Members of Calgary's Grey Cup committee started leaving for Toronto today to take part in festivities surrounding the CFL's championship game this weekend.

Ald. Ray Jones, a longtime council representative on the Calgary committee, says he is looking forward to seeing rowdy Calgarians attempt to parade a horse through the lobby of the Royal York Hotel on Thursday morning — just like they did in 1948.

"We've already got a room booked for the horse, so it should be pretty exciting," he said. "It's tough to get, you know we can't bring our own horse from here. We have to get them down there so we hope we don't get one that's spooky."

The year 1948 is often remembered fondly by Calgary football fans as being the city's first Grey Cup win and a year that saw local fans bring pageantry to the championship festivities in Toronto.

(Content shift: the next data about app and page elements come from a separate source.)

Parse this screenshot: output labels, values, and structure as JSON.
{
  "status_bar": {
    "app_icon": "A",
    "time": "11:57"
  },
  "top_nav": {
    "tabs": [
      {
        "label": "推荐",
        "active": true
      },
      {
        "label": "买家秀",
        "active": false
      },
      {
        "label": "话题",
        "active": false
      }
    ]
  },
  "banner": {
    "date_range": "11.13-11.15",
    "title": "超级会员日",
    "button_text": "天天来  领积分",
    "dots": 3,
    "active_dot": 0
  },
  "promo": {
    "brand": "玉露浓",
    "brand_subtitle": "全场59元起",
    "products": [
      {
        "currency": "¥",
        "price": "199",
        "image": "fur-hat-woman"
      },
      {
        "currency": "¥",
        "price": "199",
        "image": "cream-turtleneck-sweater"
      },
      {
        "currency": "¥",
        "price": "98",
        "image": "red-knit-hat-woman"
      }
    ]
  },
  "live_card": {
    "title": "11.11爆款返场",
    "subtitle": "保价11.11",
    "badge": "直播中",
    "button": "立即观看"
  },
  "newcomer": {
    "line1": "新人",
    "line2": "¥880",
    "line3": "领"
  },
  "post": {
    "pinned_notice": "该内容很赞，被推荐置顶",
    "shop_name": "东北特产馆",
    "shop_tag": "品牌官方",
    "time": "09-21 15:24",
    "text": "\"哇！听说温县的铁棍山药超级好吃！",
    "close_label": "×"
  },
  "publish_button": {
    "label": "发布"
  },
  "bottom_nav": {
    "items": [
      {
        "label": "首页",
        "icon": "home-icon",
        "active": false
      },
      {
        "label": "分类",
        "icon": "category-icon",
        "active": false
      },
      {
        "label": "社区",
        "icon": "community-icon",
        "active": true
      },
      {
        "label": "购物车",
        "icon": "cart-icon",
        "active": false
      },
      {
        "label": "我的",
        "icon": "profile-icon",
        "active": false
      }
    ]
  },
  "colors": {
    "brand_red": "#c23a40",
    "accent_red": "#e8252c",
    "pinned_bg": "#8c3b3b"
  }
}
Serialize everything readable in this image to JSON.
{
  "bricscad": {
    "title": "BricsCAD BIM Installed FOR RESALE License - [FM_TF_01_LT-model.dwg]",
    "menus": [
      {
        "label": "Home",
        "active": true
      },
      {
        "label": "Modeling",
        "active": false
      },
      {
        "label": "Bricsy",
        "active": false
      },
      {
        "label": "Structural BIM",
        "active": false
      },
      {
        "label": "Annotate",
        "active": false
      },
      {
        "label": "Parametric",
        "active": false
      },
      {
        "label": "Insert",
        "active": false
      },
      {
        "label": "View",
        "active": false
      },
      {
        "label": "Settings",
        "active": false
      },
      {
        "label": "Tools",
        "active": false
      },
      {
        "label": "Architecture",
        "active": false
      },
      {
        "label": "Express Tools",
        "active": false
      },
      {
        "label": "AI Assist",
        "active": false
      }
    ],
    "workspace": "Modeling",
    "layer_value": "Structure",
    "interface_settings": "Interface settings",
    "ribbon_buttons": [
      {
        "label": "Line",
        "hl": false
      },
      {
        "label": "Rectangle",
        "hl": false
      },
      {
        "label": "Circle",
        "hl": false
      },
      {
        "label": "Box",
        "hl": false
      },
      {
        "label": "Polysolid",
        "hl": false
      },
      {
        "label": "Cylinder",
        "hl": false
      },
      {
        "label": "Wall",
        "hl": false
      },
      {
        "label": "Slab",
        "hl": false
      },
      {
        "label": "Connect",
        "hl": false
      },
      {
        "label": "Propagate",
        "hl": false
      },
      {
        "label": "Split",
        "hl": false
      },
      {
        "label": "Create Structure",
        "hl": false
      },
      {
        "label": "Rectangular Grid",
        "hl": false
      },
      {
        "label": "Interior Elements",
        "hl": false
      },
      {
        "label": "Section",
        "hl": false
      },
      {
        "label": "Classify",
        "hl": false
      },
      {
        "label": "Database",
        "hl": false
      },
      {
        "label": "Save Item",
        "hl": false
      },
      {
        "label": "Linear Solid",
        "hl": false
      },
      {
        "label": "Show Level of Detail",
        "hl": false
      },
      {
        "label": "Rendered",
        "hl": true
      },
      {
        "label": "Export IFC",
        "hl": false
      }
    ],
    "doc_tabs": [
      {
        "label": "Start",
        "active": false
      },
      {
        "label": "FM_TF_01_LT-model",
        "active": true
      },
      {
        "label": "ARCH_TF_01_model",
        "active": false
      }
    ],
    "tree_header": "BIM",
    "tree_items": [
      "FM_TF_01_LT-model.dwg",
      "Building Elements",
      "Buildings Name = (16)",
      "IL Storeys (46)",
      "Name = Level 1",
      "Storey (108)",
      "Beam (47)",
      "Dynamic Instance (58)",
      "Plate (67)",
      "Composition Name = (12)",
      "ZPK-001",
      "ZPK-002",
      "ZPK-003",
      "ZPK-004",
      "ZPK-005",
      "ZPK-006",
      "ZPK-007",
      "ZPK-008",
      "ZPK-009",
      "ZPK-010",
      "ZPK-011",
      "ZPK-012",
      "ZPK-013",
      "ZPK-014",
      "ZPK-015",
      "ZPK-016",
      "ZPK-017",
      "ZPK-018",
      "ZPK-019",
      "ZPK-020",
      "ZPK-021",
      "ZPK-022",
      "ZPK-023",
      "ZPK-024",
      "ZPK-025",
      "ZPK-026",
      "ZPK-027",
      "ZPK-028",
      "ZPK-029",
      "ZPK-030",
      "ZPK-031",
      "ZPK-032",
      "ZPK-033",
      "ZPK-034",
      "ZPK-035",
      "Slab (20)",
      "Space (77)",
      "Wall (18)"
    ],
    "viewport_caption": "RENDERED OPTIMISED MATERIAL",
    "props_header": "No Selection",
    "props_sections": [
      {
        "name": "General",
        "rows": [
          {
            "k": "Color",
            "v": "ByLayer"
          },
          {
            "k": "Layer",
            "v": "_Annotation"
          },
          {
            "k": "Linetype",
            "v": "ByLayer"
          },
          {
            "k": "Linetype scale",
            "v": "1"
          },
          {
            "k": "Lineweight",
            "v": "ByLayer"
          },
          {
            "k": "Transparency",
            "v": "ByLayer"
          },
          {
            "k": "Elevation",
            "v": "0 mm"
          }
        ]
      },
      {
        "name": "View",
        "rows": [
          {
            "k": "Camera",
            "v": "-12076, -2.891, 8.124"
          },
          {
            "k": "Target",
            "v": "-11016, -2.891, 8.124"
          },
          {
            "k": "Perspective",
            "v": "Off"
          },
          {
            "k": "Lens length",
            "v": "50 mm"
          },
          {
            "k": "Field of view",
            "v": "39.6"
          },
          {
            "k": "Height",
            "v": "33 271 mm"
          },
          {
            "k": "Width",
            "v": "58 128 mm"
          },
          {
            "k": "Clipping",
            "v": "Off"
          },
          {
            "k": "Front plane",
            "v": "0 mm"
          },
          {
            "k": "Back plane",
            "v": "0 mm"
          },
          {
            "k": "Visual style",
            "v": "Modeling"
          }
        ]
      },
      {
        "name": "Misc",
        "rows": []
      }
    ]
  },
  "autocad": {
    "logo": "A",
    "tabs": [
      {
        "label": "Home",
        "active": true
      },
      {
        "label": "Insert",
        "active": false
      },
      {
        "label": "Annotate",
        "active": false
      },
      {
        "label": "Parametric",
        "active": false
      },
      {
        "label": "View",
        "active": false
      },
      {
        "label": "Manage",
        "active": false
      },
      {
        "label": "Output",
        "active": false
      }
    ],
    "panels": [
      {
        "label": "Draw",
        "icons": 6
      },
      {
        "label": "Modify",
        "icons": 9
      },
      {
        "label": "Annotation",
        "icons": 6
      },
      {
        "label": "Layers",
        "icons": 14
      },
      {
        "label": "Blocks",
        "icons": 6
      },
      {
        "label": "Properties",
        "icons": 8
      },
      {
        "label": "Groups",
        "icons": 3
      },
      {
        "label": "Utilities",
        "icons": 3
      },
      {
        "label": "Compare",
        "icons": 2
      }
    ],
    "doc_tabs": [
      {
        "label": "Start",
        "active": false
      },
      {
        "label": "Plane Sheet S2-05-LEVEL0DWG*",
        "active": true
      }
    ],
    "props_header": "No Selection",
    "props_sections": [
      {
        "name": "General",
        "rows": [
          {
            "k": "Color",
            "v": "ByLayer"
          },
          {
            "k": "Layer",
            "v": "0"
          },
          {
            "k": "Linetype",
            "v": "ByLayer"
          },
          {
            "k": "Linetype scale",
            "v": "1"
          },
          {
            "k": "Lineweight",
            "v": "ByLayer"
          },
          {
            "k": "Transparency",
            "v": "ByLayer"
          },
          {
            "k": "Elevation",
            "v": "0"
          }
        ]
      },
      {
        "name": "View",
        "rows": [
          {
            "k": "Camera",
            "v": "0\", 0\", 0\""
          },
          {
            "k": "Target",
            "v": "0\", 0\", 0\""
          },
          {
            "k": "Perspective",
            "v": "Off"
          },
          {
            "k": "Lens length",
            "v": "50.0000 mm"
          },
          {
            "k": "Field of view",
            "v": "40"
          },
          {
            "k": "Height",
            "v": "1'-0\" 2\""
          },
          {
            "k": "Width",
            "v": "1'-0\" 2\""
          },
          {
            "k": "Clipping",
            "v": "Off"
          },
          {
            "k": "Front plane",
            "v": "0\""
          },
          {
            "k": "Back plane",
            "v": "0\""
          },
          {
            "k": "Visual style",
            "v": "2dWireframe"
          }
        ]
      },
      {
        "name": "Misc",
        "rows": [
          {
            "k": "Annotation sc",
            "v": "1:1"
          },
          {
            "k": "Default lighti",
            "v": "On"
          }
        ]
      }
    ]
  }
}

"Back in 1948, the Grey Cup was just another football game until a bunch of Calgarians showed up down there, brought their horses, brought the pancakes, put on a great show and that's the Grey Cup tradition, that's where it started," said Bruce Eggen of the Calgary Grey Cup Committee.   

"The Grey Cup festival itself started in 1948 with Calgary going down there, we're just upholding that tradition. Here we are again, doing the same thing. We'll be doing our pancake breakfasts, VIP reception, school visit where we put on a show for the kids, we've got our horse, we've got our mascots, we've got the band, we've got everybody. We're ready for this one."

Jones says the Grey Cup events tend to get overlooked in Toronto, but he's hoping that with the hometown team in the big game this year Torontonians will get involved in some of the hoopla leading up to Sunday.

Up to 5,000 expected at pancake breakfasts

The Calgary Grey Cup Committee's preparations are already in full swing for the 100th Grey Cup.

The group, which is made up of about 100 volunteers from Calgary, has travelled to every host Grey Cup city to put on parties, pancake breakfasts and other events for the last six decades.

Committee chair Fletcher Armstrong flew out of Calgary this morning.

"Now it just makes it so much better that the Stampeders are in the final and playing in Toronto like they did in 1948 when the party first started," he said. 

"We'll still bring to the table two breakfasts — 2,500 people per breakfast — passion for the game, passion for the Stampeders [and] passion for the CFL all around." 

Stamps season ticketholder Don Strangward is also getting ready to meet a group of friends from across Canada in Toronto for the last, and most important game of the year.

"10 tickets, 11th row midfield — we're gonna light 'er up," he said as he walked out of the Stamps store at McMahon Stadium with a bag of Stampeders gear.

"A couple of the other fellas didn't have enough Stamps stuff so I'm loading here up here."

Eggen said it was unbelievable that the Stamps beat Saskatchewan and then took down B.C. to make it into the game.

"What's interesting is that almost 20 years to the day we're playing Toronto again, we played 'em in 1971, in 1991, and here we are 21 years later doing the same thing," he said. 

"So it's our turn to win again."